+ Potential Mitigations

Phase: Architecture and Design

Strategy: Libraries or Frameworks

Libraries that are loaded should be well understood and come from a trusted source. The application can execute code contained in the native libraries, which often contain calls that are susceptible to other security problems, such as buffer overflows or command injection. All native libraries should be validated to determine if the application requires the use of the library. It is very difficult to determine what these native libraries actually do, and the potential for malicious code is high. In addition, the potential for an inadvertent mistake in these native libraries is also high, as many are written in C or C++ and may be susceptible to buffer overflow or race condition problems. To help prevent buffer overflow attacks, validate all input to native calls for content and length. If the native library does not come from a trusted source, review the source code of the library. The library should be built from the reviewed source before using it.
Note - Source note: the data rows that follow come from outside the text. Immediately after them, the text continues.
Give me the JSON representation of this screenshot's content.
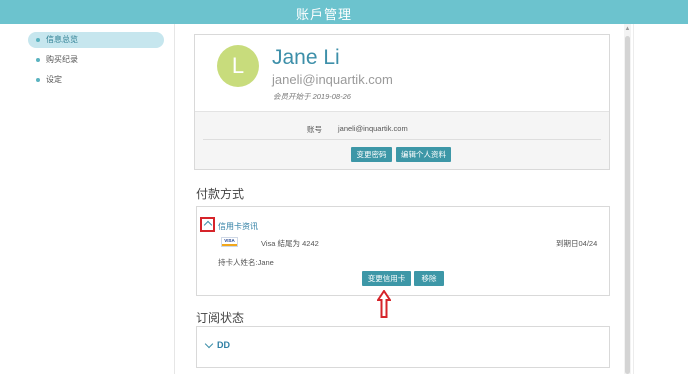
{
  "header": {
    "title": "账戶管理"
  },
  "sidebar": {
    "items": [
      {
        "label": "信息总览",
        "active": true
      },
      {
        "label": "购买纪录",
        "active": false
      },
      {
        "label": "设定",
        "active": false
      }
    ]
  },
  "profile": {
    "avatar_letter": "L",
    "name": "Jane Li",
    "email": "janeli@inquartik.com",
    "member_since": "会员开始于 2019-08-26",
    "account_label": "账号",
    "account_value": "janeli@inquartik.com",
    "change_password_label": "变更密码",
    "edit_profile_label": "编辑个人资料"
  },
  "payment": {
    "section_title": "付款方式",
    "card_section_title": "信用卡资讯",
    "card_brand": "VISA",
    "card_number": "Visa 結尾为 4242",
    "expiry": "到期日04/24",
    "holder": "持卡人姓名:Jane",
    "change_card_label": "变更信用卡",
    "remove_label": "移除"
  },
  "subscription": {
    "section_title": "订阅状态",
    "item_label": "DD"
  },
  "colors": {
    "header_bg": "#6cc3ce",
    "accent": "#3d97a7",
    "link": "#2f7fa4",
    "highlight_red": "#d6242a",
    "avatar_bg": "#c8dc7c"
  }
}
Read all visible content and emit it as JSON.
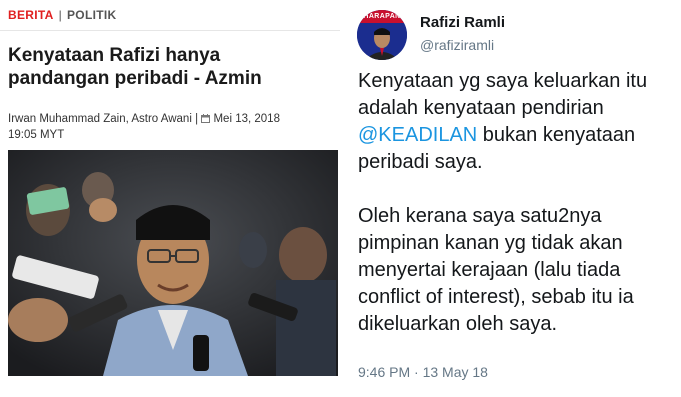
{
  "article": {
    "category_primary": "BERITA",
    "category_separator": "|",
    "category_secondary": "POLITIK",
    "headline": "Kenyataan Rafizi hanya pandangan peribadi - Azmin",
    "byline_authors": "Irwan Muhammad Zain, Astro Awani |",
    "byline_date": "Mei 13, 2018",
    "byline_time": "19:05 MYT"
  },
  "tweet": {
    "avatar_banner": "HARAPAN",
    "author_name": "Rafizi Ramli",
    "author_handle": "@rafiziramli",
    "body_p1_before": "Kenyataan yg saya keluarkan itu adalah kenyataan pendirian ",
    "body_p1_mention": "@KEADILAN",
    "body_p1_after": " bukan kenyataan peribadi saya.",
    "body_p2": "Oleh kerana saya satu2nya pimpinan kanan yg tidak akan menyertai kerajaan (lalu tiada conflict of interest), sebab itu ia dikeluarkan oleh saya.",
    "timestamp": "9:46 PM · 13 May 18",
    "colors": {
      "mention": "#1b95e0",
      "secondary_text": "#657786"
    }
  },
  "colors": {
    "category_accent": "#e02020"
  },
  "icons": [
    "calendar-icon"
  ]
}
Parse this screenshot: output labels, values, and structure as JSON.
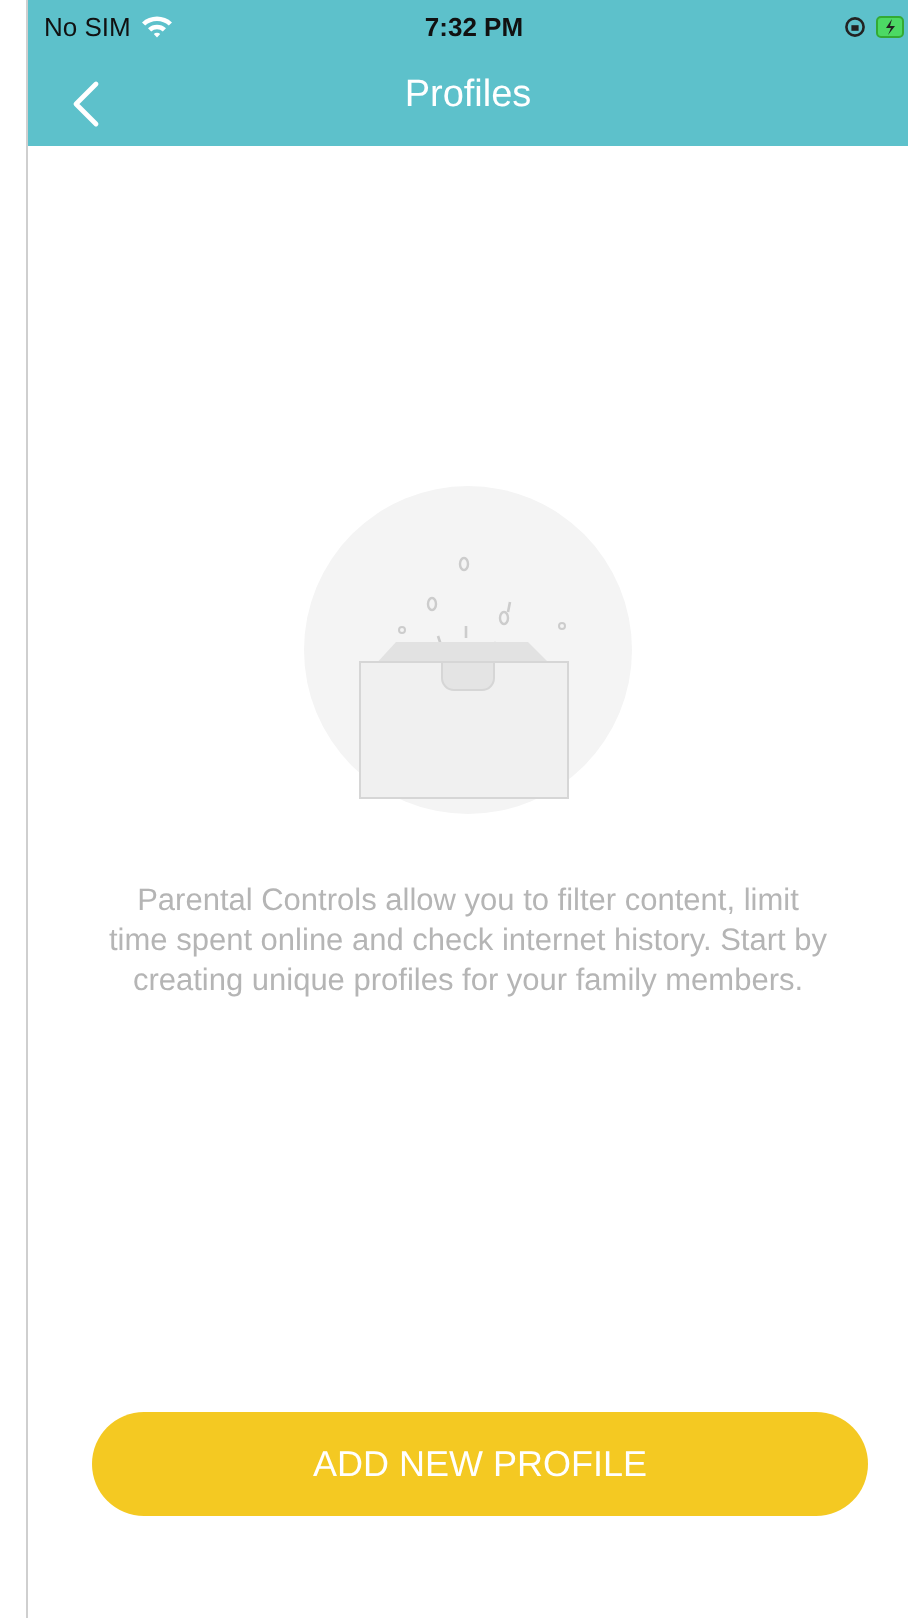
{
  "status_bar": {
    "carrier": "No SIM",
    "time": "7:32 PM"
  },
  "nav_bar": {
    "title": "Profiles"
  },
  "empty_state": {
    "message": "Parental Controls allow you to filter content, limit time spent online and check internet history. Start by creating unique profiles for your family members."
  },
  "buttons": [
    "ADD NEW PROFILE"
  ]
}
+ Relationships
NatureTypeIDNameView(s) this relationship pertains toView(s)
ChildOfWeakness ClassWeakness Class20Improper Input Validation
Development Concepts (primary)699
Seven Pernicious Kingdoms (primary)700
Research Concepts (primary)1000
ChildOfCategoryCategory634Weaknesses that Affect System Processes
Resource-specific Weaknesses (primary)631
ChildOfCategoryCategory896SFP Cluster: Tainted Input
Software Fault Pattern (SFP) Clusters (primary)888
+ Affected Resources
  • System Process
+ Taxonomy Mappings
Mapped Taxonomy NameNode IDFitMapped Node Name
7 Pernicious KingdomsProcess Control
+ Content History
Submissions
Submission DateSubmitterOrganizationSource
Externally Mined
Modifications
Modification DateModifierOrganizationSource
2008-07-01CigitalExternal
updated Time_of_Introduction
2008-09-08MITREInternal
updated Relationships, Other_Notes, Taxonomy_Mappings
2008-11-24MITREInternal
updated Description, Other_Notes
2009-05-27MITREInternal
updated Related_Attack_Patterns
2009-07-27MITREInternal
updated Demonstrative_Examples
2011-06-01MITREInternal
updated Common_Consequences
2012-05-11MITREInternal
updated Relationships
2013-02-21MITREInternal
updated Potential_Mitigations
Page Last Updated: June 23, 2014